*TRY IT*
Extract each line of the data below exactly as written.

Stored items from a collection
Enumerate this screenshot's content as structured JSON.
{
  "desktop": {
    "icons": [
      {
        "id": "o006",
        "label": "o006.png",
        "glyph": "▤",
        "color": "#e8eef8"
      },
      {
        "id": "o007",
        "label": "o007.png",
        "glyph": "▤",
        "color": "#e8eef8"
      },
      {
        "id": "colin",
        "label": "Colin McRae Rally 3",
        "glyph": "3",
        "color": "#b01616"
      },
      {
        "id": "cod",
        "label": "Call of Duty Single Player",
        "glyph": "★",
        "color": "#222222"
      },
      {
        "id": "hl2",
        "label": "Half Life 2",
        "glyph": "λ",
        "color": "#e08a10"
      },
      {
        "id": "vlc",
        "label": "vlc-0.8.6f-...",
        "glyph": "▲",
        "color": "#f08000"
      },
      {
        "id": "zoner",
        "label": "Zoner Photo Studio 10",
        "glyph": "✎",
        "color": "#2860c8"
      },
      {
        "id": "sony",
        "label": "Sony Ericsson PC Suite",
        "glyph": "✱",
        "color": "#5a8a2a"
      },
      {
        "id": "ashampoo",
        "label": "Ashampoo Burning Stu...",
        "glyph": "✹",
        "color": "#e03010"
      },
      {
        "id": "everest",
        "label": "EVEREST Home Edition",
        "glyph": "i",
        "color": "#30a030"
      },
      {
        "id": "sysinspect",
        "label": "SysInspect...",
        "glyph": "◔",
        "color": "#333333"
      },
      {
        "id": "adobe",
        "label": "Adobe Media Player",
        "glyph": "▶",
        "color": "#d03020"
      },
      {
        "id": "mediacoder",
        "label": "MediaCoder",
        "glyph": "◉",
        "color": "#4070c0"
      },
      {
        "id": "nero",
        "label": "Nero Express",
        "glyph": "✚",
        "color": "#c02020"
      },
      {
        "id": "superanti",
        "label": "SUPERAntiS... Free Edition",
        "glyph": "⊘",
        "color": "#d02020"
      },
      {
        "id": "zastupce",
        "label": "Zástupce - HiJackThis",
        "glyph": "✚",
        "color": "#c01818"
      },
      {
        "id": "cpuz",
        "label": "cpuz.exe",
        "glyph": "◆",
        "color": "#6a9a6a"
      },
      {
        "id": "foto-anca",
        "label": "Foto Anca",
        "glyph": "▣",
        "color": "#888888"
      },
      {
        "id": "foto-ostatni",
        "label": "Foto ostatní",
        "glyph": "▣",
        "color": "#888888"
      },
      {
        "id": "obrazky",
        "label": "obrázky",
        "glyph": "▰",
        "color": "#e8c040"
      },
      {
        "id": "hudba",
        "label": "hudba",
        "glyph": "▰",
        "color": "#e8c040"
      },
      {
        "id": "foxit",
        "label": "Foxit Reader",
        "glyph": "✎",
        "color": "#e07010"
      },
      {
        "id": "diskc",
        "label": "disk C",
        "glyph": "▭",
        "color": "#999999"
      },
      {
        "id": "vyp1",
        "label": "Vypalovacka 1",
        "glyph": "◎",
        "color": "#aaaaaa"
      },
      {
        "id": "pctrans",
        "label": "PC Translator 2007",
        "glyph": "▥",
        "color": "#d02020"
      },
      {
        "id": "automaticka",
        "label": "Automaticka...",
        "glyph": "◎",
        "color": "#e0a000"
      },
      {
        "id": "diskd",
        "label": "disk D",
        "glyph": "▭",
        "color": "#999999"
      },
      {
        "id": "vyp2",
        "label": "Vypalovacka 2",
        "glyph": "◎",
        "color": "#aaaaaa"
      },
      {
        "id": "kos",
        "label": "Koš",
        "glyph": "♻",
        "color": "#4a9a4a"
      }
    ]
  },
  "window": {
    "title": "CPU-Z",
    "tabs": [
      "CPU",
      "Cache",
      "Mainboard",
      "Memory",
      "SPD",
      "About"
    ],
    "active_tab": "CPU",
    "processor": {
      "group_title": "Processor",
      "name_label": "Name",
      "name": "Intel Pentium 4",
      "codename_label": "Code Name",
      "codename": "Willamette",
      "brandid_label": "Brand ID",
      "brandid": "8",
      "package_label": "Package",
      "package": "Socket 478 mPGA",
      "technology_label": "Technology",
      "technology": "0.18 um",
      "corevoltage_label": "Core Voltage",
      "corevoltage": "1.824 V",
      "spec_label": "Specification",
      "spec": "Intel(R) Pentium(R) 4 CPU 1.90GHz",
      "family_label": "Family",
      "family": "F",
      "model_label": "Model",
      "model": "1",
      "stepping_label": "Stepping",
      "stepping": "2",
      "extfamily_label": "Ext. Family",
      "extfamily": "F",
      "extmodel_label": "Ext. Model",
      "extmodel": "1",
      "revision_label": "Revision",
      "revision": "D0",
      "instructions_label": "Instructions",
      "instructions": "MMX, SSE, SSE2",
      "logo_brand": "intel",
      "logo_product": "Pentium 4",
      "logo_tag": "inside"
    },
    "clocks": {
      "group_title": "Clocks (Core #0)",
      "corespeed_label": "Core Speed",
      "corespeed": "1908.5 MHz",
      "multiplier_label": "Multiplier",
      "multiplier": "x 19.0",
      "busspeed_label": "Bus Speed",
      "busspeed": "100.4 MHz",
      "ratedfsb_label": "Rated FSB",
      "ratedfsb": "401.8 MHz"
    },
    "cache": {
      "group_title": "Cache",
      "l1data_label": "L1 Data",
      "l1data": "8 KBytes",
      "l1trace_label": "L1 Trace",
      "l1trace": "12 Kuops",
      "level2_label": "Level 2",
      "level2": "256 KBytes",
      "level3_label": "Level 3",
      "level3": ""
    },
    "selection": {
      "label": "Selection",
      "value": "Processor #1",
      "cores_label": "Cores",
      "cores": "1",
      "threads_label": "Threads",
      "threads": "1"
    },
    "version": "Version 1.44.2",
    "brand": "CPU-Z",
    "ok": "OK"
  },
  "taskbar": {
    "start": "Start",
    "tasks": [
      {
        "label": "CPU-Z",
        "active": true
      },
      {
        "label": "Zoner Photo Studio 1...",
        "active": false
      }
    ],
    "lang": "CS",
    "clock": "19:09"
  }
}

*COMPLETED TASK*
Enumerate this screenshot's content as structured JSON.
{
  "desktop": {
    "icons": [
      {
        "id": "o006",
        "label": "o006.png",
        "glyph": "▤",
        "color": "#e8eef8"
      },
      {
        "id": "o007",
        "label": "o007.png",
        "glyph": "▤",
        "color": "#e8eef8"
      },
      {
        "id": "colin",
        "label": "Colin McRae Rally 3",
        "glyph": "3",
        "color": "#b01616"
      },
      {
        "id": "cod",
        "label": "Call of Duty Single Player",
        "glyph": "★",
        "color": "#222222"
      },
      {
        "id": "hl2",
        "label": "Half Life 2",
        "glyph": "λ",
        "color": "#e08a10"
      },
      {
        "id": "vlc",
        "label": "vlc-0.8.6f-...",
        "glyph": "▲",
        "color": "#f08000"
      },
      {
        "id": "zoner",
        "label": "Zoner Photo Studio 10",
        "glyph": "✎",
        "color": "#2860c8"
      },
      {
        "id": "sony",
        "label": "Sony Ericsson PC Suite",
        "glyph": "✱",
        "color": "#5a8a2a"
      },
      {
        "id": "ashampoo",
        "label": "Ashampoo Burning Stu...",
        "glyph": "✹",
        "color": "#e03010"
      },
      {
        "id": "everest",
        "label": "EVEREST Home Edition",
        "glyph": "i",
        "color": "#30a030"
      },
      {
        "id": "sysinspect",
        "label": "SysInspect...",
        "glyph": "◔",
        "color": "#333333"
      },
      {
        "id": "adobe",
        "label": "Adobe Media Player",
        "glyph": "▶",
        "color": "#d03020"
      },
      {
        "id": "mediacoder",
        "label": "MediaCoder",
        "glyph": "◉",
        "color": "#4070c0"
      },
      {
        "id": "nero",
        "label": "Nero Express",
        "glyph": "✚",
        "color": "#c02020"
      },
      {
        "id": "superanti",
        "label": "SUPERAntiS... Free Edition",
        "glyph": "⊘",
        "color": "#d02020"
      },
      {
        "id": "zastupce",
        "label": "Zástupce - HiJackThis",
        "glyph": "✚",
        "color": "#c01818"
      },
      {
        "id": "cpuz",
        "label": "cpuz.exe",
        "glyph": "◆",
        "color": "#6a9a6a"
      },
      {
        "id": "foto-anca",
        "label": "Foto Anca",
        "glyph": "▣",
        "color": "#888888"
      },
      {
        "id": "foto-ostatni",
        "label": "Foto ostatní",
        "glyph": "▣",
        "color": "#888888"
      },
      {
        "id": "obrazky",
        "label": "obrázky",
        "glyph": "▰",
        "color": "#e8c040"
      },
      {
        "id": "hudba",
        "label": "hudba",
        "glyph": "▰",
        "color": "#e8c040"
      },
      {
        "id": "foxit",
        "label": "Foxit Reader",
        "glyph": "✎",
        "color": "#e07010"
      },
      {
        "id": "diskc",
        "label": "disk C",
        "glyph": "▭",
        "color": "#999999"
      },
      {
        "id": "vyp1",
        "label": "Vypalovacka 1",
        "glyph": "◎",
        "color": "#aaaaaa"
      },
      {
        "id": "pctrans",
        "label": "PC Translator 2007",
        "glyph": "▥",
        "color": "#d02020"
      },
      {
        "id": "automaticka",
        "label": "Automaticka...",
        "glyph": "◎",
        "color": "#e0a000"
      },
      {
        "id": "diskd",
        "label": "disk D",
        "glyph": "▭",
        "color": "#999999"
      },
      {
        "id": "vyp2",
        "label": "Vypalovacka 2",
        "glyph": "◎",
        "color": "#aaaaaa"
      },
      {
        "id": "kos",
        "label": "Koš",
        "glyph": "♻",
        "color": "#4a9a4a"
      }
    ]
  },
  "window": {
    "title": "CPU-Z",
    "tabs": [
      "CPU",
      "Cache",
      "Mainboard",
      "Memory",
      "SPD",
      "About"
    ],
    "active_tab": "CPU",
    "processor": {
      "group_title": "Processor",
      "name_label": "Name",
      "name": "Intel Pentium 4",
      "codename_label": "Code Name",
      "codename": "Willamette",
      "brandid_label": "Brand ID",
      "brandid": "8",
      "package_label": "Package",
      "package": "Socket 478 mPGA",
      "technology_label": "Technology",
      "technology": "0.18 um",
      "corevoltage_label": "Core Voltage",
      "corevoltage": "1.824 V",
      "spec_label": "Specification",
      "spec": "Intel(R) Pentium(R) 4 CPU 1.90GHz",
      "family_label": "Family",
      "family": "F",
      "model_label": "Model",
      "model": "1",
      "stepping_label": "Stepping",
      "stepping": "2",
      "extfamily_label": "Ext. Family",
      "extfamily": "F",
      "extmodel_label": "Ext. Model",
      "extmodel": "1",
      "revision_label": "Revision",
      "revision": "D0",
      "instructions_label": "Instructions",
      "instructions": "MMX, SSE, SSE2",
      "logo_brand": "intel",
      "logo_product": "Pentium 4",
      "logo_tag": "inside"
    },
    "clocks": {
      "group_title": "Clocks (Core #0)",
      "corespeed_label": "Core Speed",
      "corespeed": "1908.5 MHz",
      "multiplier_label": "Multiplier",
      "multiplier": "x 19.0",
      "busspeed_label": "Bus Speed",
      "busspeed": "100.4 MHz",
      "ratedfsb_label": "Rated FSB",
      "ratedfsb": "401.8 MHz"
    },
    "cache": {
      "group_title": "Cache",
      "l1data_label": "L1 Data",
      "l1data": "8 KBytes",
      "l1trace_label": "L1 Trace",
      "l1trace": "12 Kuops",
      "level2_label": "Level 2",
      "level2": "256 KBytes",
      "level3_label": "Level 3",
      "level3": ""
    },
    "selection": {
      "label": "Selection",
      "value": "Processor #1",
      "cores_label": "Cores",
      "cores": "1",
      "threads_label": "Threads",
      "threads": "1"
    },
    "version": "Version 1.44.2",
    "brand": "CPU-Z",
    "ok": "OK"
  },
  "taskbar": {
    "start": "Start",
    "tasks": [
      {
        "label": "CPU-Z",
        "active": true
      },
      {
        "label": "Zoner Photo Studio 1...",
        "active": false
      }
    ],
    "lang": "CS",
    "clock": "19:09"
  }
}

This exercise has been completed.